These faces are not real

Many “deepfakes” look odd, but technology is fast improving

Computers are getting better at dreaming up “deepfakes” — photorealistic human faces created using a technology called a generative adversarial network, or GAN.

The technology is giving propagandists the ability to hide behind computer-generated personas “without any history or baggage,” said intelligence consultant Munira Mustaffa, who has previously hunted out such images in the wild.

On July 15, Reuters reported on a purported British writer by the name of Oliver Taylor, who experts say bore all the hallmarks of having been produced by a GAN. Attempts to reach Taylor, or whoever was behind him, were unsuccessful.

Here’s an illustrated guide on what deepfakes are — and how to spot them.

What is a GAN?

A generative adversarial network is the name given to dueling computer programs that run through a process of trial and error, according to Hao Li, chief executive and cofounder of Pinscreen, a startup that builds AI avatars.

One program, the generator, sequentially fires out millions of attempts at a face; the second program, the discriminator, tries to sniff out whether the first program’s face is a fake. If the discriminator can’t tell, Li said, a deepfake is produced.

Oliver Taylor’s face appears to be GAN-generated, experts say. It’s a pretty good likeness, but traces of its synthetic heritage can be detected.

How to identify a GAN image

GANs are generally good at imitating people, but some facial features still give them trouble, leaving many artificially generated portraits with signature glitches around the teeth, eyes, and ears, according to six experts interviewed by Reuters about deepfake imagery. Telltale oddities can creep in to the clothes, accessories, or background, which GANs also struggle with. Here’s what the experts say are clues that a viewer is looking at a GAN image.


Fuzzy, surreal backdrops are an immediate red flag.

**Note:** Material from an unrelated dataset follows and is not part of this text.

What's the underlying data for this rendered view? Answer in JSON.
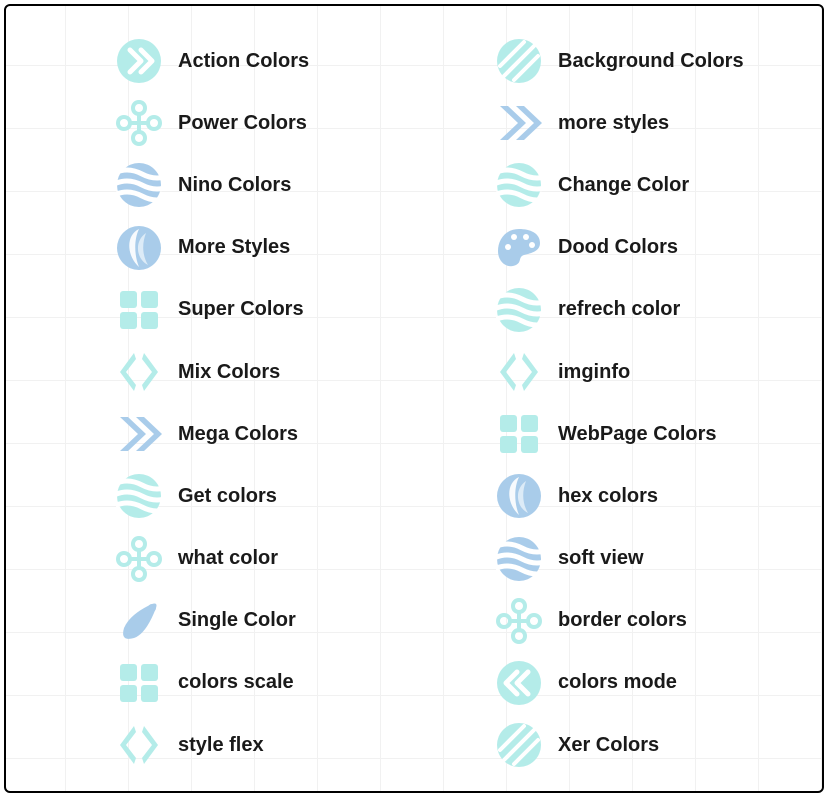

In Taylor’s case, the tiles or seams in the wall behind him seem to undulate and dissipate.

When inspected closely, Taylor’s background appears warped and immaterial.

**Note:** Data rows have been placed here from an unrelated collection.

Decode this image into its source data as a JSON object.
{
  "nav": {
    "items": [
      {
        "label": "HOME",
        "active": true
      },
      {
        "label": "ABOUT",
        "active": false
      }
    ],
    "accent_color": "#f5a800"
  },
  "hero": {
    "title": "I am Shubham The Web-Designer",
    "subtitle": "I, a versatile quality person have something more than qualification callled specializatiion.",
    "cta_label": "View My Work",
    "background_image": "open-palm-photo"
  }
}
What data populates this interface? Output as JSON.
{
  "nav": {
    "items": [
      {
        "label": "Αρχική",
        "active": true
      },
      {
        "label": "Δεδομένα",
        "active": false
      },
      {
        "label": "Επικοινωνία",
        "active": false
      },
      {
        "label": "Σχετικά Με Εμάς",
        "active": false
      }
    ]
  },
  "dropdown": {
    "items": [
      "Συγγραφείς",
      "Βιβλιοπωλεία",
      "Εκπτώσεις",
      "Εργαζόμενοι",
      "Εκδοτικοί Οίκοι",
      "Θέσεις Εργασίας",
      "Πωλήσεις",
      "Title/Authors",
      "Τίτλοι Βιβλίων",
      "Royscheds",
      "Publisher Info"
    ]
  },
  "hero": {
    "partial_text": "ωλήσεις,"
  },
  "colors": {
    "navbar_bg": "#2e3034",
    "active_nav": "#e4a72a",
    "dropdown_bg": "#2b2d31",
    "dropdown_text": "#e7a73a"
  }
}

GANs have trouble clothing their creations. Glasses have asymmetric frames; earrings rarely match. In Taylor’s portrait, his collar has a waffle pattern (on the left) and smooth fabric (on the right.)

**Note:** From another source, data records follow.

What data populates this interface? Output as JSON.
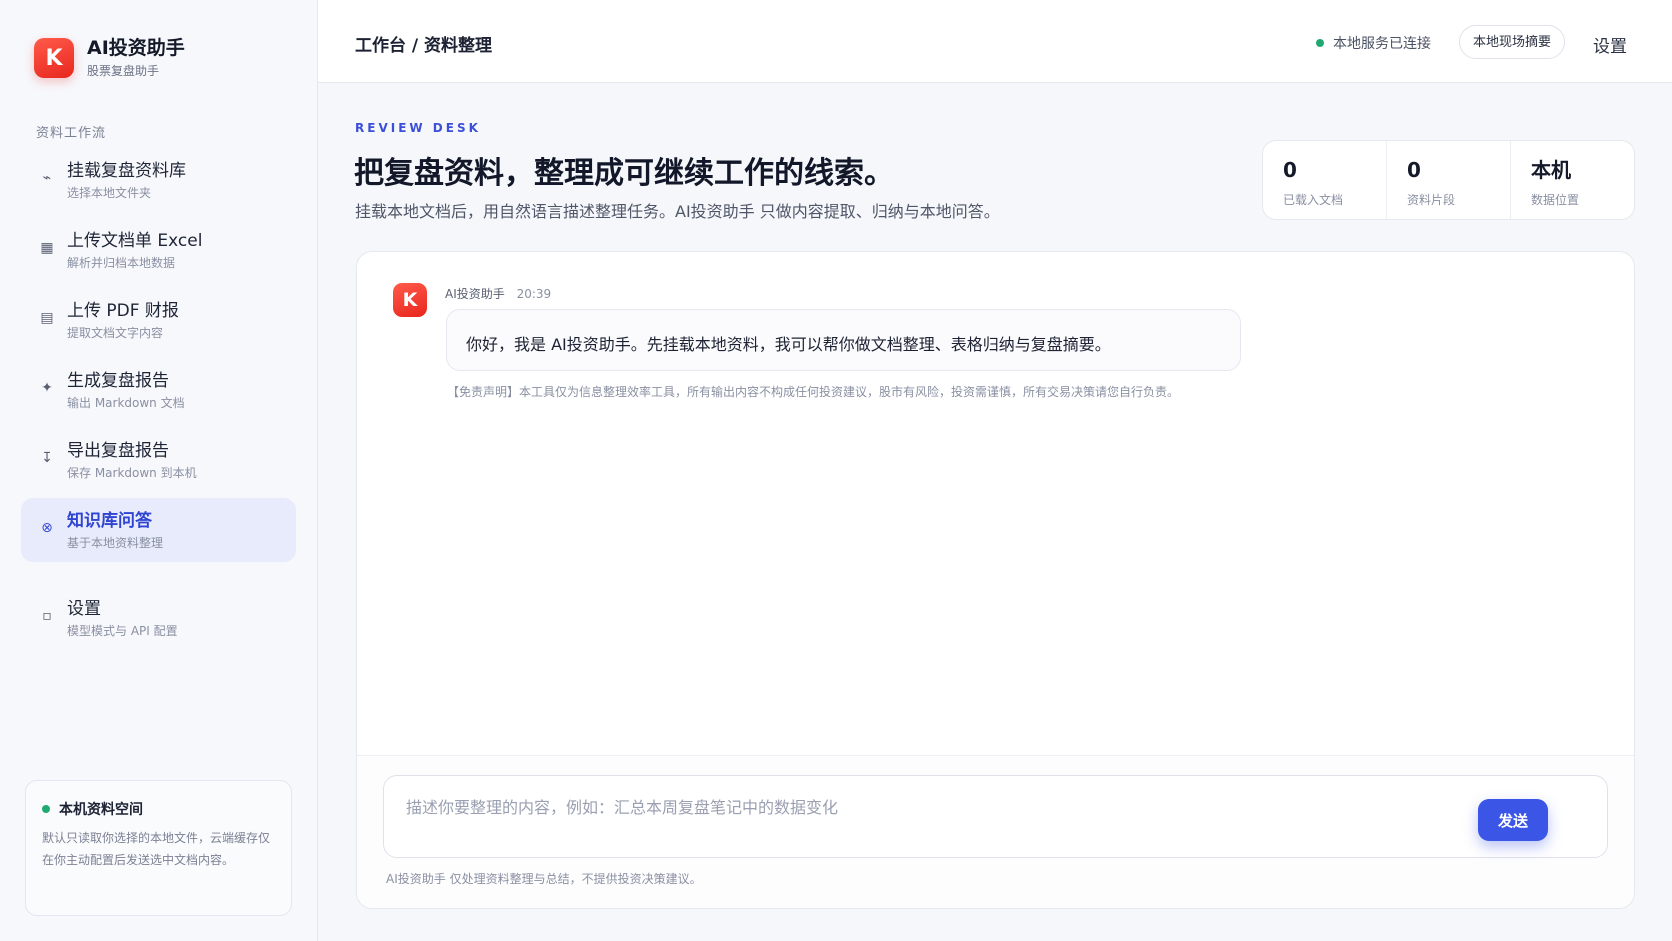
{
  "brand": {
    "logo_letter": "K",
    "title": "AI投资助手",
    "subtitle": "股票复盘助手"
  },
  "sidebar": {
    "section_label": "资料工作流",
    "items": [
      {
        "icon": "mount-icon",
        "glyph": "⌁",
        "title": "挂载复盘资料库",
        "subtitle": "选择本地文件夹",
        "active": false
      },
      {
        "icon": "table-icon",
        "glyph": "▦",
        "title": "上传文档单 Excel",
        "subtitle": "解析并归档本地数据",
        "active": false
      },
      {
        "icon": "document-icon",
        "glyph": "▤",
        "title": "上传 PDF 财报",
        "subtitle": "提取文档文字内容",
        "active": false
      },
      {
        "icon": "sparkle-icon",
        "glyph": "✦",
        "title": "生成复盘报告",
        "subtitle": "输出 Markdown 文档",
        "active": false
      },
      {
        "icon": "download-icon",
        "glyph": "↧",
        "title": "导出复盘报告",
        "subtitle": "保存 Markdown 到本机",
        "active": false
      },
      {
        "icon": "knowledge-icon",
        "glyph": "⊗",
        "title": "知识库问答",
        "subtitle": "基于本地资料整理",
        "active": true
      }
    ],
    "settings": {
      "icon": "settings-icon",
      "glyph": "▫",
      "title": "设置",
      "subtitle": "模型模式与 API 配置"
    },
    "local_card": {
      "title": "本机资料空间",
      "description": "默认只读取你选择的本地文件，云端缓存仅在你主动配置后发送选中文档内容。"
    }
  },
  "topbar": {
    "breadcrumb": "工作台 / 资料整理",
    "status_text": "本地服务已连接",
    "summary_button": "本地现场摘要",
    "settings_link": "设置"
  },
  "hero": {
    "eyebrow": "REVIEW DESK",
    "title": "把复盘资料，整理成可继续工作的线索。",
    "description": "挂载本地文档后，用自然语言描述整理任务。AI投资助手 只做内容提取、归纳与本地问答。"
  },
  "stats": [
    {
      "value": "0",
      "label": "已载入文档"
    },
    {
      "value": "0",
      "label": "资料片段"
    },
    {
      "value": "本机",
      "label": "数据位置"
    }
  ],
  "chat": {
    "messages": [
      {
        "avatar_letter": "K",
        "sender": "AI投资助手",
        "time": "20:39",
        "text": "你好，我是 AI投资助手。先挂载本地资料，我可以帮你做文档整理、表格归纳与复盘摘要。",
        "disclaimer": "【免责声明】本工具仅为信息整理效率工具，所有输出内容不构成任何投资建议，股市有风险，投资需谨慎，所有交易决策请您自行负责。"
      }
    ],
    "composer": {
      "placeholder": "描述你要整理的内容，例如：汇总本周复盘笔记中的数据变化",
      "value": "",
      "send_label": "发送",
      "note": "AI投资助手 仅处理资料整理与总结，不提供投资决策建议。"
    }
  },
  "colors": {
    "accent": "#3b55e6",
    "brand_red": "#e8261e",
    "status_green": "#1fa971"
  }
}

The two sides of Taylor’s shirt do not match, showing a waffle fabric on the left and smooth on the right.

Mouths created by GANs often look misshapen, and can have excess teeth. The right side of Taylor’s jaw appeared to have a blurry tooth and one of his left premolars seemed to merge with his lower lip.

Taylor’s teeth are poorly generated, with the left tooth merging with the lip, and the right ghostly and blurred.

When a GAN has a bad hair day, it shows. Hairs can sprout from foreheads or spike out from ears and necks. Taylor’s long flyaways are typical of the unusual hair sometimes sported by GAN images. Taylor has other problems too. His skin sports brown-colored digital artifacts under his nose and on his chin. And the bright light illuminating his face appears to be hitting his eyes from two different angles at once. Another telltale GAN glitch — a water droplet-like blob — appears to be stuck between his left premolar teeth.

Strange and pervasive flyaway hair is a hallmark of GAN imagery.
The highlight reflected in Taylor's eyes comes from two different angles.
Glitches are visible in whiskered areas of Taylor's upper lip and chin.

Li predicted that deepfake creators will soon be able to resolve the digital errors he and others spotted in Taylor’s profile photo. “Capabilities and quality will improve,” he said. “I wouldn’t be surprised in a year to have something that fixes all these weird issues.”

NOTE: The images preceding Taylor in the opening video were generated by Thomson Reuters Labs data scientist Liz Roman